“Madam Secretary”, the CBS show on its fifth episode for its third season, “Break in Diplomacy,” shows the eponymous character, US Secretary of State Dr. Elizabeth McCord, decking the fictional president of the Philippines Datu Andrada (played by actor Joel de la Fuente) after he makes a pass at her, according to a report.
According to the episode’s summary, McCord defended herself when Andrada got physical after making verbal passes at her during a meeting where he refused to renew an Asia-Pacific territory treaty.
A Malacanang spokesman said that the show should have instead used a fictional US president.
The Philippine Embassy in Washington wrote CBS Corp. to strongly protest what was described as highly negative depiction of a character purported to be the Philippine President in the next episode of TV series “Madam Secretary,”
“I think they are confusing their images. I think they are projecting something that they really would like to say about their own situation. Really, I think they should use a fictional US president,” Presidential Spokesperson Ernesto Abella said during a Palace briefing.
In the US, President Donald Trump has been criticized for his remarks and inappropriate advances against women.
However, Abella did not make a categorical comment when pressed if the Palace found the show’s trailer insulting.
“Well, they engage in something that they would like to… It’s their business. It’s their craft. You cannot deny them their craft. Their taste, perhaps,” Abella said.
The Philippine Embassy in Washington has already written to CBS Corporation to strongly protest the negative depiction.
“While Madam Secretary is a work of fiction, it tracks and mirrors current events.
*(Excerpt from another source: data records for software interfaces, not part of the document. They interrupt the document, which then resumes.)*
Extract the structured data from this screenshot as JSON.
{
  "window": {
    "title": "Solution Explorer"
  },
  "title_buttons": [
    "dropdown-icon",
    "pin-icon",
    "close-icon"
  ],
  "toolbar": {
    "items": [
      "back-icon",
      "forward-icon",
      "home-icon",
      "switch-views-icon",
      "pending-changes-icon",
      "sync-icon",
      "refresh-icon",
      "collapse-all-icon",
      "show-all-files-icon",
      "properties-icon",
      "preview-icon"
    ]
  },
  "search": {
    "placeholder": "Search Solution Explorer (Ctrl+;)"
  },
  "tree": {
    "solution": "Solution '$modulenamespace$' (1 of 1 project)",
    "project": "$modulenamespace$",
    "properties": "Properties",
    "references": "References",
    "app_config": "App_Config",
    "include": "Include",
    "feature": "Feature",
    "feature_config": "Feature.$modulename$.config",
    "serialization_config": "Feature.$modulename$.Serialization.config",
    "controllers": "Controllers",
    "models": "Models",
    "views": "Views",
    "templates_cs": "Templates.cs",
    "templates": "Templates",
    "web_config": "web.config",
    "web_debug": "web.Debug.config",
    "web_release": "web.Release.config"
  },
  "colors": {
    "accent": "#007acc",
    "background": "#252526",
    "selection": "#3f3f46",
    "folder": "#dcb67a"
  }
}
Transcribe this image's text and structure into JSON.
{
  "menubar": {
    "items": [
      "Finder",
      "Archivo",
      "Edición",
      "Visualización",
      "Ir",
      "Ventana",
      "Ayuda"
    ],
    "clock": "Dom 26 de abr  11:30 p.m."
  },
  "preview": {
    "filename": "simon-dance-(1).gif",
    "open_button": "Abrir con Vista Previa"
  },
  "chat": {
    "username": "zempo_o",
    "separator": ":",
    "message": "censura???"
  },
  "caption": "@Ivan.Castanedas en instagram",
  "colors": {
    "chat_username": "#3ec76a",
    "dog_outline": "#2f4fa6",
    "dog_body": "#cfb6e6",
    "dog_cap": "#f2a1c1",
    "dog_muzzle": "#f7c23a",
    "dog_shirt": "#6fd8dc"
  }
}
It is, therefore, inevitable that its depiction of world leaders will have an impact on how its audience views the real personages and the countries they represent,” the embassy wrote.
Network officials and producers of the show have yet to comment on the issue.
Department of Foreign Affairs spokesman and Assistant Secretary Charles Jose said, “our embassy formally asked CBS to rectify the bad impression and make the necessary corrective action.”
The episode is scheduled to air on Sunday, March 12, 2017.
“This highly negative portrayal of our Head of State not only casts doubt on the respectability of the Office of the Philippine President but also denigrates that way our nation navigates foreign affairs.
“It also tarnishes the Philippines’ longstanding advocacy for women’s rights and gender equality.
“In view of the injurious effects that this program will have on the interests of the Philippines and the Filipino people, the Philippine Embassy urgently calls on CBS to take the necessary corrective actions.”